ABOUT THIS EXERCISE: Without the pictures, set down the records below word for word.

*** RECORDED DATA ***

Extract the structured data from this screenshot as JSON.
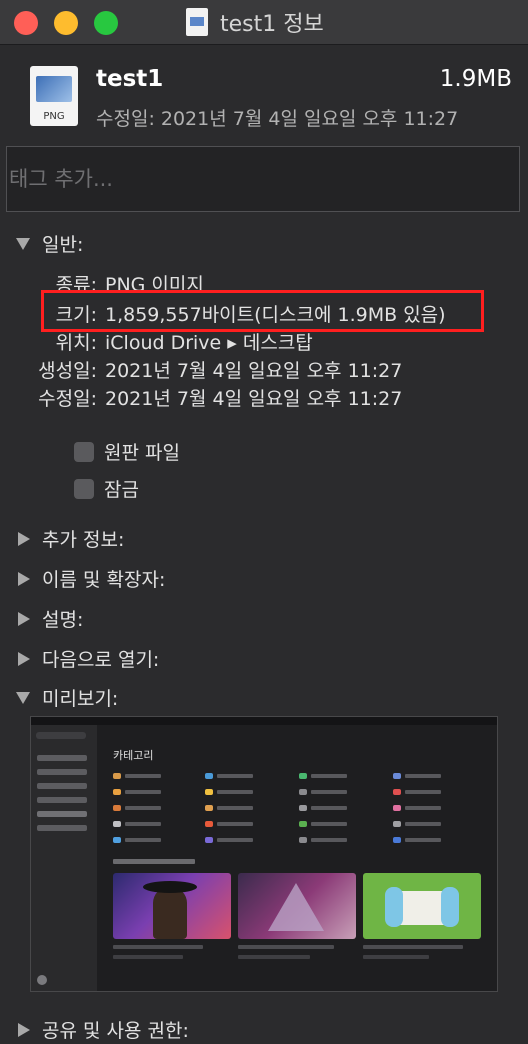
{
  "window": {
    "title": "test1 정보"
  },
  "header": {
    "file_name": "test1",
    "file_size": "1.9MB",
    "modified": "수정일: 2021년 7월 4일 일요일 오후 11:27",
    "icon_ext": "PNG"
  },
  "tags": {
    "placeholder": "태그 추가..."
  },
  "general": {
    "title": "일반:",
    "kind_label": "종류:",
    "kind_value": "PNG 이미지",
    "size_label": "크기:",
    "size_value": "1,859,557바이트(디스크에 1.9MB 있음)",
    "where_label": "위치:",
    "where_value": "iCloud Drive ▸ 데스크탑",
    "created_label": "생성일:",
    "created_value": "2021년 7월 4일 일요일 오후 11:27",
    "modified_label": "수정일:",
    "modified_value": "2021년 7월 4일 일요일 오후 11:27",
    "stationery_label": "원판 파일",
    "locked_label": "잠금"
  },
  "sections": {
    "more_info": "추가 정보:",
    "name_ext": "이름 및 확장자:",
    "comments": "설명:",
    "open_with": "다음으로 열기:",
    "preview": "미리보기:",
    "sharing": "공유 및 사용 권한:"
  },
  "preview": {
    "heading": "카테고리"
  },
  "colors": {
    "highlight": "#ff1f1f",
    "background": "#2b2b2d"
  }
}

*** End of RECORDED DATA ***

EXERCISE RESULT:
Extract the structured data from this screenshot as JSON.
{
  "window": {
    "title": "test1 정보"
  },
  "header": {
    "file_name": "test1",
    "file_size": "1.9MB",
    "modified": "수정일: 2021년 7월 4일 일요일 오후 11:27",
    "icon_ext": "PNG"
  },
  "tags": {
    "placeholder": "태그 추가..."
  },
  "general": {
    "title": "일반:",
    "kind_label": "종류:",
    "kind_value": "PNG 이미지",
    "size_label": "크기:",
    "size_value": "1,859,557바이트(디스크에 1.9MB 있음)",
    "where_label": "위치:",
    "where_value": "iCloud Drive ▸ 데스크탑",
    "created_label": "생성일:",
    "created_value": "2021년 7월 4일 일요일 오후 11:27",
    "modified_label": "수정일:",
    "modified_value": "2021년 7월 4일 일요일 오후 11:27",
    "stationery_label": "원판 파일",
    "locked_label": "잠금"
  },
  "sections": {
    "more_info": "추가 정보:",
    "name_ext": "이름 및 확장자:",
    "comments": "설명:",
    "open_with": "다음으로 열기:",
    "preview": "미리보기:",
    "sharing": "공유 및 사용 권한:"
  },
  "preview": {
    "heading": "카테고리"
  },
  "colors": {
    "highlight": "#ff1f1f",
    "background": "#2b2b2d"
  }
}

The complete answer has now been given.